Countercyclical Income Risk and Portfolio Choices: Evidence from Sweden
with Sylvain Catherine and Paolo Sodini
Revise & Resubmit at the Journal of Finance

Using Swedish administrative panel data, we document that workers facing higher left-tail income risk when equity markets perform poorly are less likely to participate in the stock market and, conditional on participation, have lower equity shares. In line with theory, the relationship between cyclical skewness and stock holdings is proportional to the share of human capital in a worker’s total wealth and vanishes as workers get closer to retirement. Cyclical skewness also predicts portfolio differences within pairs of identical twins. Our findings show that households hedge against correlated tail risks, an important mechanism in asset pricing and portfolio choice models.

Seeking Skewness

Using detailed disaggregated Swedish household administrative data on portfolio holdings and labor income, this paper investigates retail investors’ behavior of seeking skewness in their portfolio choice. I develop a model of rational portfolio choice in which investors optimally hold portfolios with a (positively) skewed return distribution to hedge against (negatively) skewed labor income risk. I find empirical support for the model’s predictions. I find that investors trade off their portfolio’s Sharpe ratio against higher skewness, which explains the suboptimal Sharpe ratio found in previous studies. I also find that skewness seeking is more pronounced for investors with (i) higher overall risk in their labor income, (ii) higher downside risk in their labor income, and (iii) less wealth. Further, I find that investors hold more assets that provide insurance against the time-varying downside risk in their labor income.

Reluctant Entrepreneurs
with Hanming Fang, Ming Li, and Zenan Wu

Using a long history of firm registration and performance data in China, we document that the massive layoff in the State-owned enterprises (SOE) sector has an economically important effect on spurring entrepreneurship. Compared to entrepreneurs in normal times, firms founded by SOE layoff-induced entrepreneurs have better performance. A career choice model illustrates the underlying mechanism, which is that high-skill workers enter into SOE sectors due to their valuation of the non-monetary benefits associated with the SOEs. Overall, the downsizing of the SOE sector increases the reallocation of skills into entrepreneurial activities. Our findings highlight the importance of the SOE sector in shaping the skilled labor force allocation in the economy.

Household Decisions under Pollution-Induced Health Risk
with Hanming Fang and Qian Li

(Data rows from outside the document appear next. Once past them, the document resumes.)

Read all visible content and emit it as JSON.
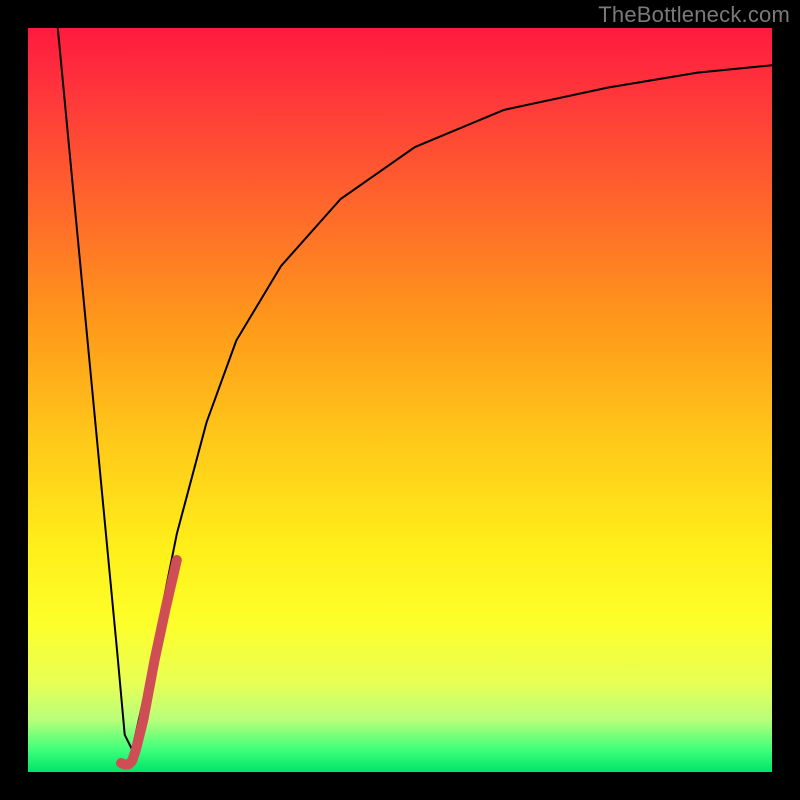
{
  "watermark": {
    "text": "TheBottleneck.com"
  },
  "axes": {
    "x_range": [
      0,
      100
    ],
    "y_range": [
      0,
      100
    ],
    "grid": false
  },
  "chart_data": {
    "type": "line",
    "title": "",
    "xlabel": "",
    "ylabel": "",
    "xlim": [
      0,
      100
    ],
    "ylim": [
      0,
      100
    ],
    "series": [
      {
        "name": "black-curve",
        "stroke": "#000000",
        "stroke_width": 2,
        "x": [
          4,
          6,
          8,
          10,
          12,
          13,
          14,
          16,
          18,
          20,
          24,
          28,
          34,
          42,
          52,
          64,
          78,
          90,
          100
        ],
        "y": [
          100,
          79,
          58,
          37,
          16,
          5,
          3,
          12,
          22,
          32,
          47,
          58,
          68,
          77,
          84,
          89,
          92,
          94,
          95
        ]
      },
      {
        "name": "red-segment",
        "stroke": "#cf4e55",
        "stroke_width": 10,
        "linecap": "round",
        "x": [
          12.5,
          13.0,
          13.5,
          14.0,
          14.5,
          15.5,
          17.0,
          18.5,
          20.0
        ],
        "y": [
          1.2,
          1.0,
          1.0,
          1.5,
          3.0,
          7.0,
          15.0,
          22.0,
          28.5
        ]
      }
    ]
  }
}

Air pollution has large detrimental effect on human health. Air pollution induced health risk incentivizes households to adjust their life-cycle consumption-saving. Using the Chinese Household Finance Survey data, we study the household consumption-saving behavior in response to the dispersion of air pollution across China. We find that households who face higher levels of air pollution consume less, but increase the proportion of health related consumption. They also make more conservative investment, and exhibit higher demand for insurance. Results hold with pollution instruments using thermal inversions and coal-fired power-plants. These findings are in line with the effects of health risk on households life-cycle decisions. We quantify the welfare cost in a stochastic OLG with endogenous health accumulation under a general equilibrium framework. We show that the air pollution induced health risk and uneven health production technology leads to a welfare loss of nearly 12% in terms of consumption equivalence of newborns.

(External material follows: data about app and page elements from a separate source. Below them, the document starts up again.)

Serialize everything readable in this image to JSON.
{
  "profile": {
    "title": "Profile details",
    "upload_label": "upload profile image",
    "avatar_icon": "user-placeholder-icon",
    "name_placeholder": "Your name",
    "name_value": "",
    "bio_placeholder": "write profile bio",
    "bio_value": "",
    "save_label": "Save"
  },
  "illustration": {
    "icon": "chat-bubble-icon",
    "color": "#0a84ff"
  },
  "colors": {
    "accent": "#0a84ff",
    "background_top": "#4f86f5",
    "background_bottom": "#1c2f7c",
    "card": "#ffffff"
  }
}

Multifractal Volatility with Shot-Noise Component
with Laurent Calvet and Jiawen Xu

Empirical evidence shows that volatility jumps upwards due to shocks to uncertainty and then gradually decreases as the uncertainty resolves, a pattern often called the shot-noise effect. In this paper, based on the MSM model in Calvet and Fisher
(2004b), we develop a shot-noise volatility model (SN-MSM) that parsimoniously captures the jump-decay patterns and multifrequency properties of volatility. SN-MSM is obtained by introducing an asymmetric component into the transition matrix of a Markov-switching multifractal (MSM). SN-MSM generates extreme jumps and volatility decay patterns while preserving the fat tails and volatility clustering of MSM. We derive the closed-form likelihood function of our process and verify that maximum likelihood estimation produces accurate parameter estimates in Monte Carlo simulation. In an empirical application to five major currency series, the SN-MSM model exhibits superior performance than popular volatility models both in- and out-of-sample.

ETF Dividend Cycles
with Pekka Honkanen and Tong Zhou

Exchange-traded funds (ETFs) collect approximately 7% of all U.S. corporate dividends, which they are required to redistribute to investors. How do the funds manage these dividend flows, and does such management have spillover effects on other financial markets? In this paper, we document a new stylized fact of the “ETF dividend cycle:” ETFs gradually invest in money market funds (MMFs) when they accumulate dividend receipts and periodically withdraw from MMFs when they distribute dividends. This cycle creates periodic liquidity shocks to MMFs and, consequently, to the Treasury markets as the affected MMFs liquidate some of their short-term Treasury holdings to satisfy ETFs’ dividend-driven withdrawals. As a result, ETF dividend cycles can explain flows to MMFs and fluctuations in Treasury yields.